Female hormones stimulate the reproductive cycle, causing the growth and release of eggs for fertilisation by sperm. When an egg is fertilised, a hormone called human chorionic gonadotrophin (HCG) is produced and can be measured in the urine of a pregnant woman from about the first day of a missed period.
Home pregnancy tests are sensitive enough to provide a reading that is about 99 per cent accurate, if instructions are followed correctly.
Home pregnancy tests that are currently available include Clearblue One Step, Clearview HGC, Crystal Clear, Discover, Dotest Confirm, First Response, Fortel and Pregnosis.
Pregnancy testing can be carried out in 2 ways: some test sticks are held in mid-stream urine, others need a urine sample which is tested with a dip-and-read stick.
If using a dip-and-read product, make sure that the urine is collected in a clean glass or plastic container. Urine samples should be tested immediately after collection.

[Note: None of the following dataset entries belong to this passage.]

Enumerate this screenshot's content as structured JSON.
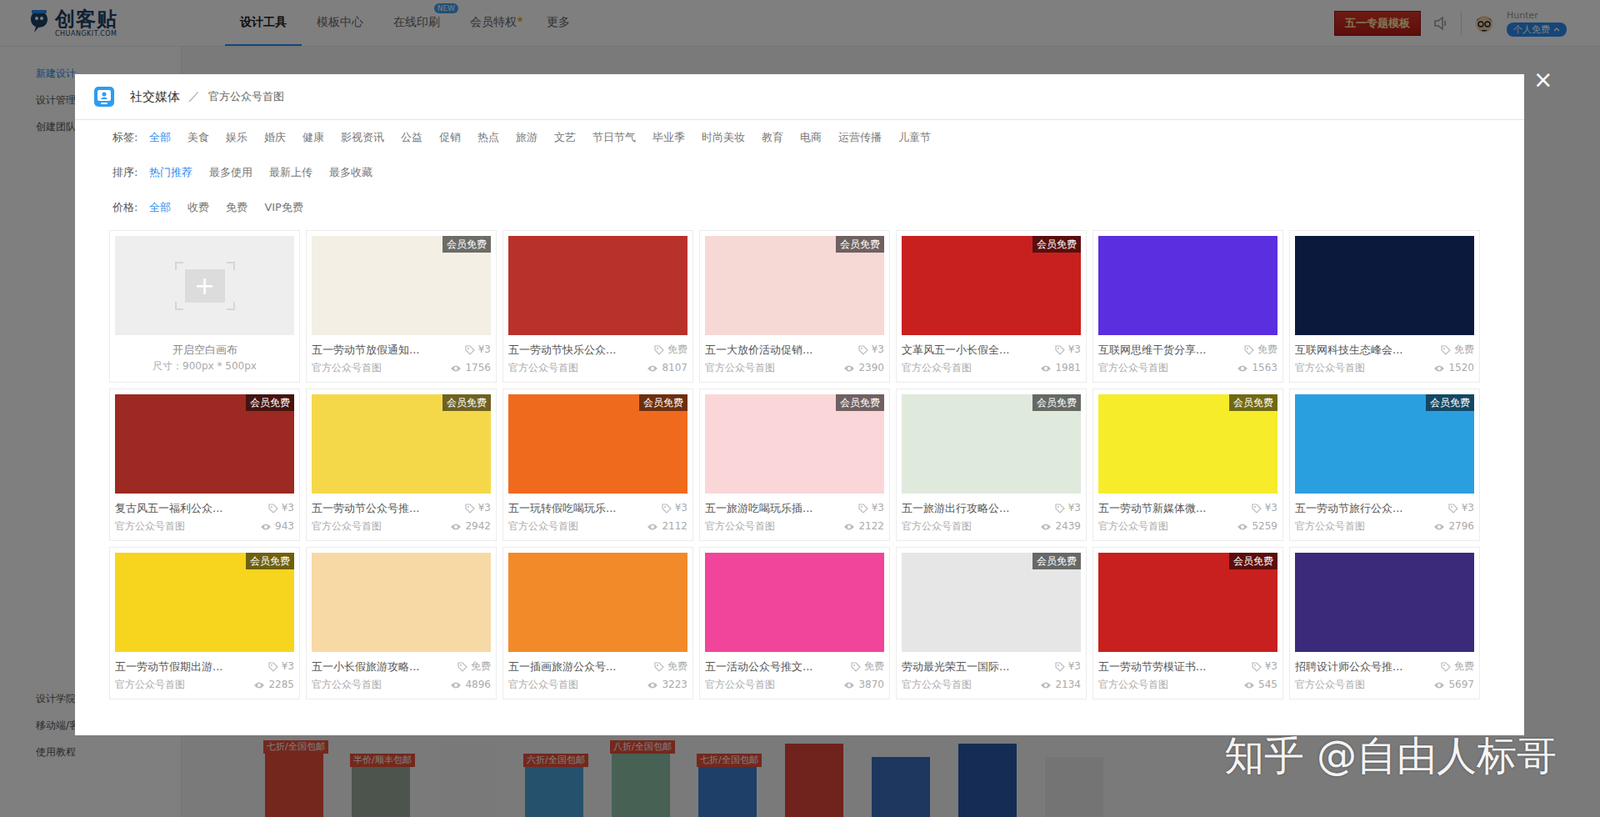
{
  "page": {
    "logo": {
      "name": "创客贴",
      "sub": "CHUANGKIT.COM"
    },
    "nav": [
      {
        "label": "设计工具",
        "selected": true,
        "badge": null,
        "starred": false
      },
      {
        "label": "模板中心",
        "selected": false,
        "badge": null,
        "starred": false
      },
      {
        "label": "在线印刷",
        "selected": false,
        "badge": "NEW",
        "starred": false
      },
      {
        "label": "会员特权",
        "selected": false,
        "badge": null,
        "starred": true
      },
      {
        "label": "更多",
        "selected": false,
        "badge": null,
        "starred": false
      }
    ],
    "banner": "五一专题模板",
    "user": {
      "name": "Hunter",
      "plan": "个人免费"
    },
    "sidebar_top": [
      {
        "label": "新建设计",
        "selected": true
      },
      {
        "label": "设计管理",
        "selected": false
      },
      {
        "label": "创建团队",
        "selected": false
      }
    ],
    "sidebar_bottom": [
      {
        "label": "设计学院",
        "selected": false
      },
      {
        "label": "移动端/客",
        "selected": false
      },
      {
        "label": "使用教程",
        "selected": false
      }
    ],
    "products": [
      {
        "label": "七折/全国包邮",
        "color": "#e8503a"
      },
      {
        "label": "半价/顺丰包邮",
        "color": "#9aa89a"
      },
      {
        "label": null,
        "color": "#f2f2f2"
      },
      {
        "label": "六折/全国包邮",
        "color": "#4aa3d8"
      },
      {
        "label": "八折/全国包邮",
        "color": "#8fc3a8"
      },
      {
        "label": "七折/全国包邮",
        "color": "#3a7fd0"
      },
      {
        "label": null,
        "color": "#e0453a"
      },
      {
        "label": null,
        "color": "#3a6fbf"
      },
      {
        "label": null,
        "color": "#2a5aa8"
      },
      {
        "label": null,
        "color": "#e8e8e8"
      }
    ]
  },
  "dialog": {
    "category": "社交媒体",
    "separator": "／",
    "subcategory": "官方公众号首图",
    "close": "×",
    "filters": [
      {
        "label": "标签:",
        "options": [
          {
            "label": "全部",
            "selected": true
          },
          {
            "label": "美食",
            "selected": false
          },
          {
            "label": "娱乐",
            "selected": false
          },
          {
            "label": "婚庆",
            "selected": false
          },
          {
            "label": "健康",
            "selected": false
          },
          {
            "label": "影视资讯",
            "selected": false
          },
          {
            "label": "公益",
            "selected": false
          },
          {
            "label": "促销",
            "selected": false
          },
          {
            "label": "热点",
            "selected": false
          },
          {
            "label": "旅游",
            "selected": false
          },
          {
            "label": "文艺",
            "selected": false
          },
          {
            "label": "节日节气",
            "selected": false
          },
          {
            "label": "毕业季",
            "selected": false
          },
          {
            "label": "时尚美妆",
            "selected": false
          },
          {
            "label": "教育",
            "selected": false
          },
          {
            "label": "电商",
            "selected": false
          },
          {
            "label": "运营传播",
            "selected": false
          },
          {
            "label": "儿童节",
            "selected": false
          }
        ]
      },
      {
        "label": "排序:",
        "options": [
          {
            "label": "热门推荐",
            "selected": true
          },
          {
            "label": "最多使用",
            "selected": false
          },
          {
            "label": "最新上传",
            "selected": false
          },
          {
            "label": "最多收藏",
            "selected": false
          }
        ]
      },
      {
        "label": "价格:",
        "options": [
          {
            "label": "全部",
            "selected": true
          },
          {
            "label": "收费",
            "selected": false
          },
          {
            "label": "免费",
            "selected": false
          },
          {
            "label": "VIP免费",
            "selected": false
          }
        ]
      }
    ],
    "blank_card": {
      "plus": "+",
      "title": "开启空白画布",
      "size": "尺寸：900px * 500px"
    },
    "templates": [
      {
        "title": "五一劳动节放假通知...",
        "price": "¥3",
        "category": "官方公众号首图",
        "views": "1756",
        "badge": "会员免费",
        "color": "#f4efe4"
      },
      {
        "title": "五一劳动节快乐公众...",
        "price": "免费",
        "category": "官方公众号首图",
        "views": "8107",
        "badge": null,
        "color": "#b8322b"
      },
      {
        "title": "五一大放价活动促销...",
        "price": "¥3",
        "category": "官方公众号首图",
        "views": "2390",
        "badge": "会员免费",
        "color": "#f6d8d4"
      },
      {
        "title": "文革风五一小长假全...",
        "price": "¥3",
        "category": "官方公众号首图",
        "views": "1981",
        "badge": "会员免费",
        "color": "#c8201e"
      },
      {
        "title": "互联网思维干货分享...",
        "price": "免费",
        "category": "官方公众号首图",
        "views": "1563",
        "badge": null,
        "color": "#5b2ee0"
      },
      {
        "title": "互联网科技生态峰会...",
        "price": "免费",
        "category": "官方公众号首图",
        "views": "1520",
        "badge": null,
        "color": "#0b1a3c"
      },
      {
        "title": "复古风五一福利公众...",
        "price": "¥3",
        "category": "官方公众号首图",
        "views": "943",
        "badge": "会员免费",
        "color": "#9c2a22"
      },
      {
        "title": "五一劳动节公众号推...",
        "price": "¥3",
        "category": "官方公众号首图",
        "views": "2942",
        "badge": "会员免费",
        "color": "#f5d84a"
      },
      {
        "title": "五一玩转假吃喝玩乐...",
        "price": "¥3",
        "category": "官方公众号首图",
        "views": "2112",
        "badge": "会员免费",
        "color": "#f06a1e"
      },
      {
        "title": "五一旅游吃喝玩乐插...",
        "price": "¥3",
        "category": "官方公众号首图",
        "views": "2122",
        "badge": "会员免费",
        "color": "#fbd6d8"
      },
      {
        "title": "五一旅游出行攻略公...",
        "price": "¥3",
        "category": "官方公众号首图",
        "views": "2439",
        "badge": "会员免费",
        "color": "#dfe9dc"
      },
      {
        "title": "五一劳动节新媒体微...",
        "price": "¥3",
        "category": "官方公众号首图",
        "views": "5259",
        "badge": "会员免费",
        "color": "#f7ec2a"
      },
      {
        "title": "五一劳动节旅行公众...",
        "price": "¥3",
        "category": "官方公众号首图",
        "views": "2796",
        "badge": "会员免费",
        "color": "#2a9fe0"
      },
      {
        "title": "五一劳动节假期出游...",
        "price": "¥3",
        "category": "官方公众号首图",
        "views": "2285",
        "badge": "会员免费",
        "color": "#f7d51e"
      },
      {
        "title": "五一小长假旅游攻略...",
        "price": "免费",
        "category": "官方公众号首图",
        "views": "4896",
        "badge": null,
        "color": "#f7d9a6"
      },
      {
        "title": "五一插画旅游公众号...",
        "price": "免费",
        "category": "官方公众号首图",
        "views": "3223",
        "badge": null,
        "color": "#f28a2a"
      },
      {
        "title": "五一活动公众号推文...",
        "price": "免费",
        "category": "官方公众号首图",
        "views": "3870",
        "badge": null,
        "color": "#f0459a"
      },
      {
        "title": "劳动最光荣五一国际...",
        "price": "¥3",
        "category": "官方公众号首图",
        "views": "2134",
        "badge": "会员免费",
        "color": "#e6e6e6"
      },
      {
        "title": "五一劳动节劳模证书...",
        "price": "¥3",
        "category": "官方公众号首图",
        "views": "545",
        "badge": "会员免费",
        "color": "#c8201e"
      },
      {
        "title": "招聘设计师公众号推...",
        "price": "免费",
        "category": "官方公众号首图",
        "views": "5697",
        "badge": null,
        "color": "#3b2a7a"
      }
    ]
  },
  "watermark": "知乎 @自由人标哥"
}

HCG is often at its strongest concentration first thing in the morning, so this is a good time to take the test.
Alcohol, pain killers, antibiotics and oral contraceptives should not affect the pregnancy tests. However some medicines, such as fertility medicines, cause false-positive pregnancy test results. Traces of HCG hormone may also be found in urine for up to 8 weeks after a miscarriage or termination and for up to 4 weeks after the birth of a child.
If the test result is positive, assume you are pregnant and see your doctor as soon as possible. If the test is negative despite a missed period, check that you followed the instructions correctly and repeat the test according to the manufacturer’s instructions. If the second test is negative and menstruation has not started, seek advice from your doctor.
Last Reviewed: 21 October 2009